** TASK BRIEF **
Extract all lines from the data beneath that include the word "name".
[EXERCISE DATA — start]
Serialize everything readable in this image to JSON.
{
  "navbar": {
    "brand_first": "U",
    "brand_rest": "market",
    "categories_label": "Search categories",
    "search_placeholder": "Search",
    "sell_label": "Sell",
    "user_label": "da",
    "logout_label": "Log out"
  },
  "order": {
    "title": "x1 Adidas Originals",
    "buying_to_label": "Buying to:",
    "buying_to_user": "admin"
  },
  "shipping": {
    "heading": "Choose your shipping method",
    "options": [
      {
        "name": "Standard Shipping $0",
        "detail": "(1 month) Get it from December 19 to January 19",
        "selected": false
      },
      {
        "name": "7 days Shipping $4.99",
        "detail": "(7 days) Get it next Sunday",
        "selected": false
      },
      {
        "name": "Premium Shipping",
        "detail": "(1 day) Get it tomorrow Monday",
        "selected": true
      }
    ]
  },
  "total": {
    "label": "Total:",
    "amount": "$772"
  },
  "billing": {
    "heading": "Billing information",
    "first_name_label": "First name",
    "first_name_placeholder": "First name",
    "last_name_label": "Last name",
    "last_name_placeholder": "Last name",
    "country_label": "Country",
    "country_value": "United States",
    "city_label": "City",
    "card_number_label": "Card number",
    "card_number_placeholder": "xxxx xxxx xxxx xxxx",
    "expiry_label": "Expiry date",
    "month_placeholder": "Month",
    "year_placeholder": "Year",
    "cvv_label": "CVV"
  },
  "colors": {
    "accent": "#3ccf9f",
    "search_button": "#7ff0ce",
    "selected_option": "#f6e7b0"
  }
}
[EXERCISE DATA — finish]
** WRITTEN RESPONSE **
        "name": "Standard Shipping $0",
        "name": "7 days Shipping $4.99",
        "name": "Premium Shipping",
    "first_name_label": "First name",
    "first_name_placeholder": "First name",
    "last_name_label": "Last name",
    "last_name_placeholder": "Last name",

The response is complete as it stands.